So The Great Thaw has begun. Walking to the Tete D’Or yesterday evening, the sun just managing to stay afloat above the Fourvière, I smelt spring. Finally unfrozen, my nostrils picked up the faint smell of grass. Not the freshly cut kind of a municipal park on Mayday, or the rich, heavy odour of a cow meadow in August. But simply the light scent of sodden grass. Barely alive. Hanging on in there like everything else.
I read in the local daily that the flamingos in the zoo had to be taken to an incubated unit because they were suffering from avian frostbite.
AFRICAN BIRDS IN ARCTIC WINTER NIGHTMARE
read the headline…well, actually it didn’t. It read:
LES ANIMAUX DE LA TÊTE D’OR SONT PROTÉGÉS DU FROID
(The animals are protected from the cold)
I walk towards the lake and notice that it’s still frozen inches deep despite the thaw around me. Rocks, cigarette packets, sweet wrappers, broken sticks, half eaten kebabs, condoms, beer cans, all firmly embedded in the grey mass where they were discarded. If we suddenly slipped into a cataclysmic ice age and this layer was unearthed by a palaeontologist in a million years time, he might note the following: Human Beings were certainly alive at this period.

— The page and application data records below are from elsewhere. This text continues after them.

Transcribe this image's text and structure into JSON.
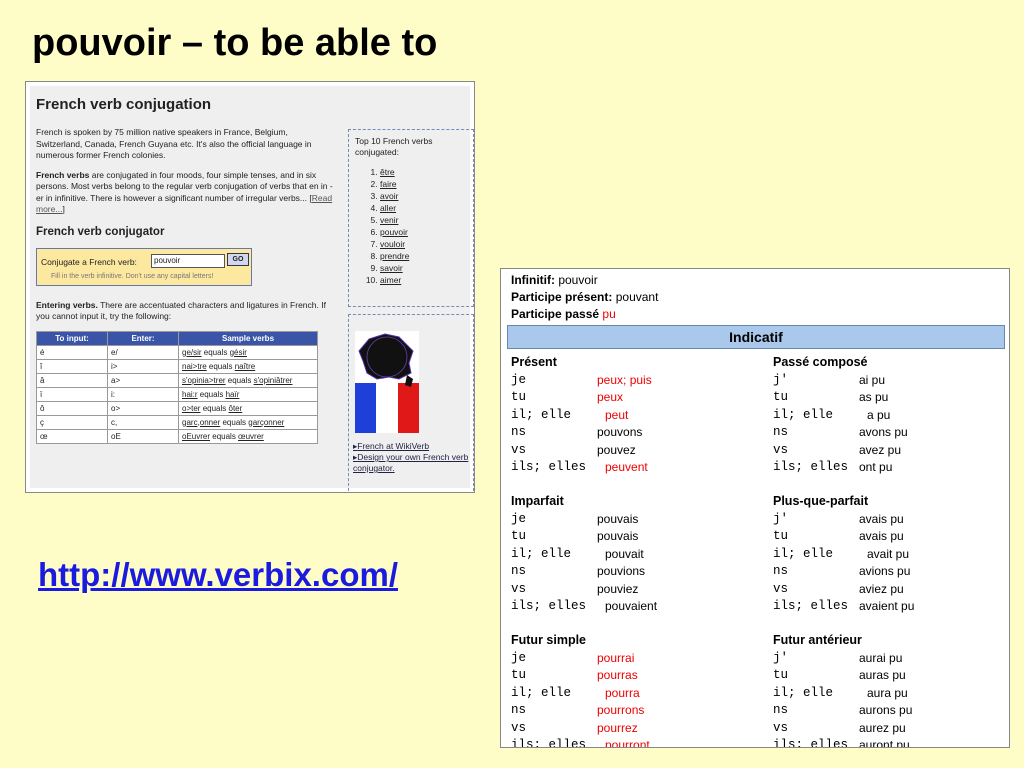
{
  "slide": {
    "title": "pouvoir – to be able to",
    "link": "http://www.verbix.com/"
  },
  "verbix": {
    "heading": "French verb conjugation",
    "intro_p1": "French is spoken by 75 million native speakers in France, Belgium, Switzerland, Canada, French Guyana etc. It's also the official language in numerous former French colonies.",
    "intro_p2_bold": "French verbs",
    "intro_p2": " are conjugated in four moods, four simple tenses, and in six persons. Most verbs belong to the regular verb conjugation of verbs that en in -er in infinitive. There is however a significant number of irregular verbs... [",
    "read_more": "Read more...",
    "read_more_close": "]",
    "conjugator_heading": "French verb conjugator",
    "conjugate_label": "Conjugate a French verb:",
    "conjugate_value": "pouvoir",
    "go_label": "GO",
    "hint": "Fill in the verb infinitive. Don't use any capital letters!",
    "entering_bold": "Entering verbs.",
    "entering_text": " There are accentuated characters and ligatures in French. If you cannot input it, try the following:",
    "table_headers": [
      "To input:",
      "Enter:",
      "Sample verbs"
    ],
    "table_rows": [
      {
        "input": "é",
        "enter": "e/",
        "sample_a": "ge/sir",
        "equals": " equals ",
        "sample_b": "gésir"
      },
      {
        "input": "î",
        "enter": "i>",
        "sample_a": "nai>tre",
        "equals": " equals ",
        "sample_b": "naître"
      },
      {
        "input": "â",
        "enter": "a>",
        "sample_a": "s'opinia>trer",
        "equals": " equals ",
        "sample_b": "s'opiniâtrer"
      },
      {
        "input": "ï",
        "enter": "i:",
        "sample_a": "hai:r",
        "equals": " equals ",
        "sample_b": "haïr"
      },
      {
        "input": "ô",
        "enter": "o>",
        "sample_a": "o>ter",
        "equals": " equals ",
        "sample_b": "ôter"
      },
      {
        "input": "ç",
        "enter": "c,",
        "sample_a": "garc,onner",
        "equals": " equals ",
        "sample_b": "garçonner"
      },
      {
        "input": "œ",
        "enter": "oE",
        "sample_a": "oEuvrer",
        "equals": " equals ",
        "sample_b": "œuvrer"
      }
    ],
    "top10_title": "Top 10 French verbs conjugated:",
    "top10": [
      "être",
      "faire",
      "avoir",
      "aller",
      "venir",
      "pouvoir",
      "vouloir",
      "prendre",
      "savoir",
      "aimer"
    ],
    "side_link1": "French at WikiVerb",
    "side_link2": "Design your own French verb conjugator."
  },
  "conjugation": {
    "infinitif_label": "Infinitif:",
    "infinitif_value": "pouvoir",
    "part_present_label": "Participe présent:",
    "part_present_value": "pouvant",
    "part_passe_label": "Participe passé",
    "part_passe_value": "pu",
    "mood": "Indicatif",
    "pronouns": [
      "je",
      "tu",
      "il; elle",
      "ns",
      "vs",
      "ils; elles"
    ],
    "pronouns_compound": [
      "j'",
      "tu",
      "il; elle",
      "ns",
      "vs",
      "ils; elles"
    ],
    "present": {
      "title": "Présent",
      "forms": [
        "peux; puis",
        "peux",
        "peut",
        "pouvons",
        "pouvez",
        "peuvent"
      ]
    },
    "passe_compose": {
      "title": "Passé composé",
      "forms": [
        "ai pu",
        "as pu",
        "a pu",
        "avons pu",
        "avez pu",
        "ont pu"
      ]
    },
    "imparfait": {
      "title": "Imparfait",
      "forms": [
        "pouvais",
        "pouvais",
        "pouvait",
        "pouvions",
        "pouviez",
        "pouvaient"
      ]
    },
    "plus_que_parfait": {
      "title": "Plus-que-parfait",
      "forms": [
        "avais pu",
        "avais pu",
        "avait pu",
        "avions pu",
        "aviez pu",
        "avaient pu"
      ]
    },
    "futur_simple": {
      "title": "Futur simple",
      "forms": [
        "pourrai",
        "pourras",
        "pourra",
        "pourrons",
        "pourrez",
        "pourront"
      ]
    },
    "futur_anterieur": {
      "title": "Futur antérieur",
      "forms": [
        "aurai pu",
        "auras pu",
        "aura pu",
        "aurons pu",
        "aurez pu",
        "auront pu"
      ]
    }
  }
}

Yet the abundant evidence of alcohol, tobacco and fast food at the Tete D’Or site clearly indicates that homo sapiens were not as stupid as first thought. They simply didn’t give a shit…

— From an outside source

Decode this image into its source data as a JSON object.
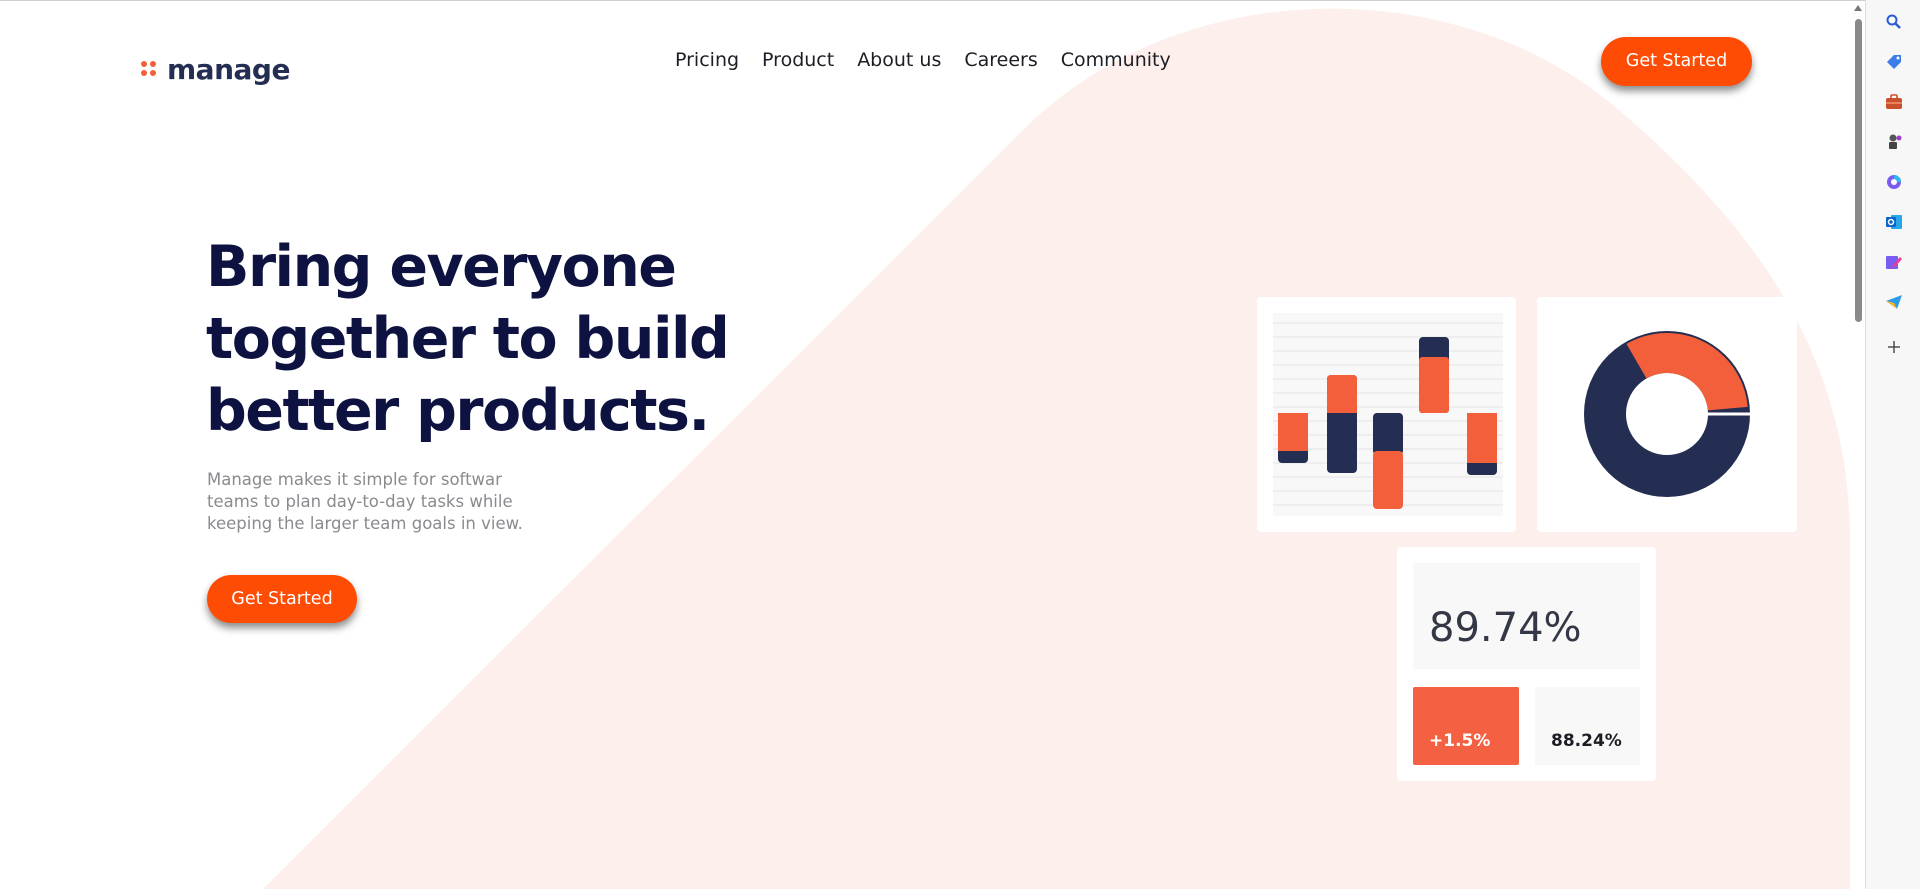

I circle the lake looking at the ducks hopelessly waddling on the ice and head up to The White House. In warmer months it’s a restaurant; in winter, it just sits there getting cold and less white. There’s a bench that gives a good view across to the golden gate and the main entrance to the park. There’s not as much litter up this end and it’s pleasant now that it isn’t as cold.

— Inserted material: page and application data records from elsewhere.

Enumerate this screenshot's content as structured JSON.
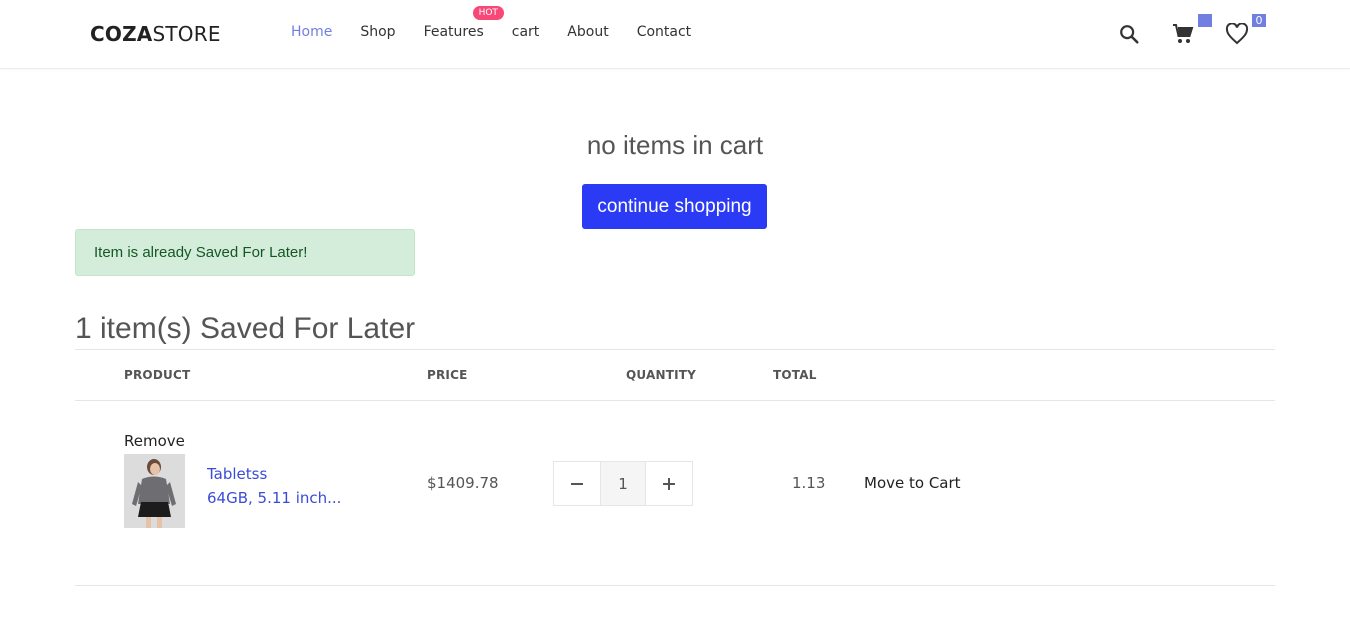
{
  "brand": {
    "strong": "COZA",
    "light": "STORE"
  },
  "nav": {
    "items": [
      "Home",
      "Shop",
      "Features",
      "cart",
      "About",
      "Contact"
    ],
    "hot_badge": "HOT"
  },
  "header_icons": {
    "search": "search-icon",
    "cart": "cart-icon",
    "cart_count": "",
    "wishlist": "heart-icon",
    "wishlist_count": "0"
  },
  "cart": {
    "empty_message": "no items in cart",
    "continue_label": "continue shopping"
  },
  "alert": {
    "message": "Item is already Saved For Later!"
  },
  "saved": {
    "title": "1 item(s) Saved For Later",
    "columns": [
      "PRODUCT",
      "PRICE",
      "QUANTITY",
      "TOTAL"
    ],
    "items": [
      {
        "remove_label": "Remove",
        "name_line1": "Tabletss",
        "name_line2": "64GB, 5.11 inch...",
        "price": "$1409.78",
        "quantity": "1",
        "total": "1.13",
        "move_label": "Move to Cart"
      }
    ]
  },
  "colors": {
    "accent": "#717fe0",
    "button": "#2b3bf5",
    "hot": "#f74877",
    "alert_bg": "#d4edda",
    "alert_text": "#155724",
    "link": "#3a4bd8"
  }
}
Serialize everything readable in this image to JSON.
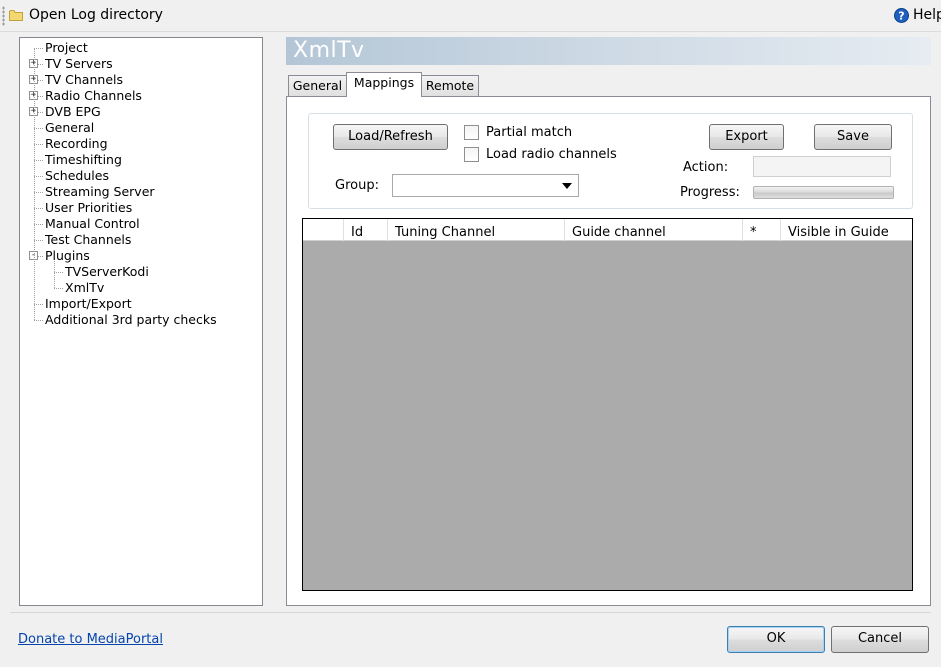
{
  "toolbar": {
    "open_log": "Open Log directory",
    "help": "Help"
  },
  "tree": {
    "items": [
      {
        "label": "Project",
        "level": 0,
        "expander": ""
      },
      {
        "label": "TV Servers",
        "level": 0,
        "expander": "+"
      },
      {
        "label": "TV Channels",
        "level": 0,
        "expander": "+"
      },
      {
        "label": "Radio Channels",
        "level": 0,
        "expander": "+"
      },
      {
        "label": "DVB EPG",
        "level": 0,
        "expander": "+"
      },
      {
        "label": "General",
        "level": 0,
        "expander": ""
      },
      {
        "label": "Recording",
        "level": 0,
        "expander": ""
      },
      {
        "label": "Timeshifting",
        "level": 0,
        "expander": ""
      },
      {
        "label": "Schedules",
        "level": 0,
        "expander": ""
      },
      {
        "label": "Streaming Server",
        "level": 0,
        "expander": ""
      },
      {
        "label": "User Priorities",
        "level": 0,
        "expander": ""
      },
      {
        "label": "Manual Control",
        "level": 0,
        "expander": ""
      },
      {
        "label": "Test Channels",
        "level": 0,
        "expander": ""
      },
      {
        "label": "Plugins",
        "level": 0,
        "expander": "-"
      },
      {
        "label": "TVServerKodi",
        "level": 1,
        "expander": ""
      },
      {
        "label": "XmlTv",
        "level": 1,
        "expander": ""
      },
      {
        "label": "Import/Export",
        "level": 0,
        "expander": ""
      },
      {
        "label": "Additional 3rd party checks",
        "level": 0,
        "expander": ""
      }
    ]
  },
  "plugin": {
    "title": "XmlTv"
  },
  "tabs": [
    {
      "label": "General",
      "active": false
    },
    {
      "label": "Mappings",
      "active": true
    },
    {
      "label": "Remote",
      "active": false
    }
  ],
  "mappings": {
    "load_refresh": "Load/Refresh",
    "partial_match": "Partial match",
    "load_radio": "Load radio channels",
    "export": "Export",
    "save": "Save",
    "group_label": "Group:",
    "group_value": "",
    "action_label": "Action:",
    "action_value": "",
    "progress_label": "Progress:",
    "progress": 0
  },
  "grid": {
    "columns": [
      "",
      "Id",
      "Tuning Channel",
      "Guide channel",
      "*",
      "Visible in Guide"
    ],
    "rows": []
  },
  "footer": {
    "donate": "Donate to MediaPortal",
    "ok": "OK",
    "cancel": "Cancel"
  },
  "icons": {
    "folder": "folder-icon",
    "help": "help-icon",
    "dropdown": "chevron-down-icon"
  },
  "colors": {
    "accent": "#3c7fb1",
    "link": "#0645ad",
    "grid_background": "#ababab"
  }
}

I was up on Fourvière Hill on Sunday looking around the Roman ruins while the Arctic wind machine I wrote about a few weeks ago was still in full operation. Whoever had designed that thing had made it to last. I can take the cold, but after a while of getting hit full in the face every morning by a wind that originates in a place where they eat seals instead of paninis for lunch, I start to get annoyed.
But on Monday morning it changed. It was only slight, but when I noticed that the wind had edged round to the South a notch, I knew the winter was over. OK, so it snowed Tuesday night, but this was nothing to panic about, as by lunchtime the city was free of snow and ice for the first time in months.
I breathe in a lungful of air. The smell of the sodden grass makes my senses come alive and my mind wanders to the spring. April and May. Such a contrast to the months spent trudging through the ice and snow; wrapped in layers that take too long to put on and to take off. Weeks spent going back and forth to work in the darkness as though the sun had been turned off to cut costs.
And then, just as you’re about to erect the gallows, spring explodes onto the scene. What a joyous occasion. The ever lightening nights, the gay chirps of the birds in the greening trees, the warming breeze on your face each morning as you cycle to work. The first pint of summer cider in the garden overlooking the brook. Everything about spring is good. Even the passing of my years knowing that with each one there is one less to go, never dampens my mood. I feel eternal.
I step up from the bench and start wandering back home along the path on the other side of the lake. The wind picks up and cruelly blows against my face. I turn around and glare at it and growl. It blows once more, strong and determined, but as I stand there resolute, it knows it cannot win. As like us, the wind machine knows, it cannot go on forever.